Even as the BJP government in Karnataka (pop.60 million) has gone into overdrive during the past month to implement the Right to Free and Compulsory Education (aka RTE) Act, 2009 in private day schools which — post the April 12 verdict of the Supreme Court — are obliged to reserve 25 percent capacity in class I for poor children from their neighbourhood, it’s turning a convenient blind eye to implementation of the Act in its own (government) schools. A recent audit conducted by the National Commission for Protection of Child Rights (NCPCR) and South India Cell for Human Rights Education and Monitoring (SICHREM) measuring the extent to which 47 government, municipal and aided primary schools in Bangalore are RTE compliant, has unearthed shocking facts and figures. S.19 (1) and the Schedule of the RTE Act require all schools — including government elementaries — to meet stringent infrastructure and teacher-pupil norms before April, 2013.

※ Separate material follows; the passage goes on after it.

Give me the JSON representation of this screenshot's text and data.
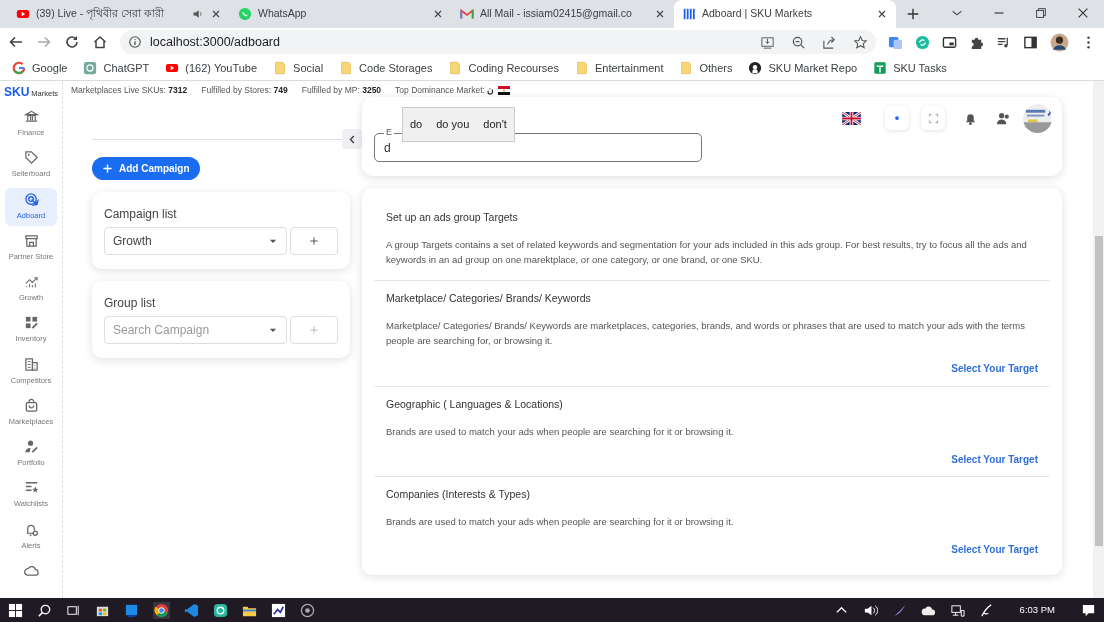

According to the audit report whose conclusions were disclosed at a press conference in Bangalore on May 24, a majority of government elementaries (primaries and upper primaries) surveyed lack drinking water facilities while their toilets are in unusable condition with no separate facilities for girl students. Most of the schools surveyed don’t offer playgrounds or library. The computers provided by the state government for ICT-in-education were locked up and “dumped in a room and filled with dust”, and the quality of the mid-day meal is poor. Shockingly, the audit conducted by SICHREM personnel who visited the schools twice weekly over three months (January-March), reveals that “children are being used to clean toilets, carry and wash mid-day meal utensils. No Group-D ayah (helper) has been appointed despite government circulars available relating to appointment of ayahs in primary schools… Teachers are using children especially girls, to do domestic work”.
The audit also found that even though 2,335 children from the 47 schools surveyed were eligible to receive government scholarships (Rs.250 per student per year) earmarked for scheduled castes (SC)/scheduled tribes (ST), none of them had been awarded because parents couldn’t furnish ‘caste certificates’. Parents alleged that state government officials demanded bribes of Rs.500-1,000 — amounts much higher than the value of the scholarship — for issue of the certificates.
“Though we expected shortcomings, the poor condition of government and municipal schools exceeded our worst fears. Because of this, little teaching-learning happens in the classroom. If this is the situation in the state’s capital, I hate to think what it must be like in rural Karnataka. The provisions of the RTE Act are being blatantly violated by the state government in its own schools. NCPCR will be submitting a full report demanding an explanation and immediate remedial action,” says Gangadhra Reddy N, the Bangalore-based district coordinator — Social Audit (RTE) of SICHREM.
While the RTE Act invests the power to withdraw the all-important ‘recognition’ status and levy a fine of upto Rs.10,000 per day for contravention by private schools in government officials, it exempts government school managements from any legal accountability for failure to implement the Act. Little wonder that ever since the Karnataka state government notified the state’s Rules for the RTE Act on April 28, its education department has been busy shooting off circulars to private schools to admit 25 percent poor children from their neighbourhood starting from this academic year in June. Meanwhile the state’s block education officers, emboldened by the wide discretionary powers vested in them by the Rules, have been unusually busy asking parents to submit quota admission applications to their offices which they will in turn forward to private schools, which have been threatened “with action” if the applications are rejected.
“The SICHREM social audit on implementation of the RTE Act in government schools in Bangalore is just the tip of the iceberg; the rot has spread wide and deep in government schools. But since the RTE Act does not mandate any punitive provisions and accountability for government schools, I don’t believe infrastructure and academic standards in these schools will ever improve. The Act will be used by education officials to harass and shake down private school managements,” says a principal of a well-known private school in Bangalore, speaking on condition of anonymity.
However, Prof. A.S. Seetharamu, former professor of education at ISEC (Institute for Social & Economic Change), Bangalore and education advisor to the Karnataka government, believes the state government is serious about implementation of the RTE Act in all — including government — schools, and has prepared a detailed action plan. “The state government is committed to implementation of the RTE Act in all schools. Every government school will be asked to prepare a School Development Plan detailing infrastructure, teacher and curriculum needs. These plans will be implemented to fully comply with provisions of the RTE Act. There will also be external as well as internal audits of government schools to ensure compliance. While I agree the government needs to implement these plans effectively and quickly on the ground, it can’t escape the RTE Act. It’s upto civil society and NGOs to ensure implementation of the RTE Act and improvement of standards in government schools,” says Seetharamu.
But as the NCPCR-SICHREM audit has shown, the rot in public primary education is deep. It requires more than band-aid solutions.
Summiya Yasmeen (Bangalore)